I was delighted to be invited to speak, on work undertaken in the EU on prostitution, at the launch of OBJECT and eaves’ new DEMAND CHANGE! campaign in Parliament yesterday afternoon.
Two powerful and inspiring organisations, OBJECT, is a campaigning organisation which is fundamentally against the objectification of women. And eaves is a London based feminist charity that provides supported housing to vulnerable women, women trafficked into prostitution, and those who have experienced domestic violence.
The new joint initiative between eaves and OBJECT – DEMAND CHANGE! – aims to promote an increased understanding of the myths and realities surrounding prostitution; calls for prostitution to be seen and widely understood as a form of violence against women; and is lobbying for the adoption of the ‘Nordic model’ of tackling demand and decriminalising women in prostitution.
Answering questions at the DEMAND CHANGE! event in Parliament
As an ardent supporter of the Nordic model, of tackling trafficking and violence against women through prostitution by criminalising the purchase of sex, I wholly support the DEMAND CHANGE! campaign and its aims. I believe campaigns such as these are key to changing the public perceptions and entrenched cultural attitudes towards the sale of women’s bodies for sex, which is is the only route towards the UK adopting the Nordic model to reduce this intolerable violence against women, children and men.
This event was a great opportunity to take back the battle ground on prostitution from the garish vocalists for pimps and punters The English Collection of Prostitutes and the International Union of Sex Workers. Who interestingly, now that legislation on lap-dancing clubs and prostitution have now passed out of the Commons, were not present at the event. A key indication of the sorts of people that are behind these frighteningly naive organisations, which deny figures on trafficking and offer up prostitution as a feminist choice when the clear reality is that no one would ever wish this destructive and demeaning career on anyone whom they cared about.
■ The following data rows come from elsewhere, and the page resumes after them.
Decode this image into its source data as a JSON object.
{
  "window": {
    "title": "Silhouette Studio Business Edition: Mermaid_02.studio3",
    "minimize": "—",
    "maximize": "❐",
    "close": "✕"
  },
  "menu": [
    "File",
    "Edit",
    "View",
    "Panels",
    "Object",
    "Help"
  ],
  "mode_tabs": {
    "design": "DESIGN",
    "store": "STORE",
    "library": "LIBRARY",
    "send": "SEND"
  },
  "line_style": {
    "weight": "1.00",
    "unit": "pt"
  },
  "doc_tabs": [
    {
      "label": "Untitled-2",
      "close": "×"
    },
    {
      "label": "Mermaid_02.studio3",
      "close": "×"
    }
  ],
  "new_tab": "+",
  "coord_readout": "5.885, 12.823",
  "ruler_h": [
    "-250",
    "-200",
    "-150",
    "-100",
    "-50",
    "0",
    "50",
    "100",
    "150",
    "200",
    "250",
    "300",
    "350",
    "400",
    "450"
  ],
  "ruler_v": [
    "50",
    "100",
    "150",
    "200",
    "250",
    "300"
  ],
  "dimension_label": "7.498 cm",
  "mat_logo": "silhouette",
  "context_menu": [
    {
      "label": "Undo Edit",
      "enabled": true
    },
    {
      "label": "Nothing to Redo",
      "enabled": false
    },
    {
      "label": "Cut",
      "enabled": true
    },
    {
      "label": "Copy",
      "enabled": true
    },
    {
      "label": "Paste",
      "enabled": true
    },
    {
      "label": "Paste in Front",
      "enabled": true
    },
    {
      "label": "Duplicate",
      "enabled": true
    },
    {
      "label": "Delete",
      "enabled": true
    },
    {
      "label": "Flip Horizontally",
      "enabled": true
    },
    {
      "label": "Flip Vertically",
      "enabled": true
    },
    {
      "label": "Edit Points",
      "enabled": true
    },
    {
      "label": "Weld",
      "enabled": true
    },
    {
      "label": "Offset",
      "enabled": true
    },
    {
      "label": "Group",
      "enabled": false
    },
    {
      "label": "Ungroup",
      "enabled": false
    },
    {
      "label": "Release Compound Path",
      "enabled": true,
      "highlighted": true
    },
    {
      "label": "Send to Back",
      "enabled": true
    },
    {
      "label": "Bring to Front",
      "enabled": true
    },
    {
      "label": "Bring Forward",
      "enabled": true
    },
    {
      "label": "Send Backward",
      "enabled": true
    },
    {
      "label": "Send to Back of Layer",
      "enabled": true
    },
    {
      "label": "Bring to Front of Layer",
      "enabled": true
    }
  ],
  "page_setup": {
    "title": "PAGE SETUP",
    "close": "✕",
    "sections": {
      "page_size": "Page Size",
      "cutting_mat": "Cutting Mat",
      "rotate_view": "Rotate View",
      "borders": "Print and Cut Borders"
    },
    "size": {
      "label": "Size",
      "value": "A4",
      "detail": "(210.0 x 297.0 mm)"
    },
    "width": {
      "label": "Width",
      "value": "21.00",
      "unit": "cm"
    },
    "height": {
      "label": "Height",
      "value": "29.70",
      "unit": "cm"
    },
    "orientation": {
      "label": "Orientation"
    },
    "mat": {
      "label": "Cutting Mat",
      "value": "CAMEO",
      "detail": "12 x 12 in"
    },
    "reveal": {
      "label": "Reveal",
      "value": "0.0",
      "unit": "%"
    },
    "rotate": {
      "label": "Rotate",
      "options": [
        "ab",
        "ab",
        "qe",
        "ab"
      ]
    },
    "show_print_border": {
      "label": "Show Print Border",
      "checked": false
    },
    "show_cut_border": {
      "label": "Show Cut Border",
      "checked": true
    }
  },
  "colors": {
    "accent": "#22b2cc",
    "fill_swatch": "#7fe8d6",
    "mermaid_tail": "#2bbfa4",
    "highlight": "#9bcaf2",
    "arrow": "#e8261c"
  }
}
In my speech I discussed the European Parliament’s women’s committee’s inability to agree on the issue of prostitution due to the very varied legislation of each member state. As heated debate on the topic of the health of prostitutes, in the socialist group of the FEMM committee, showed last year, prostitution remains the last great feminist taboo.
Speaking to Swedish expert on the 'Nordic Model' Gunilla Exberg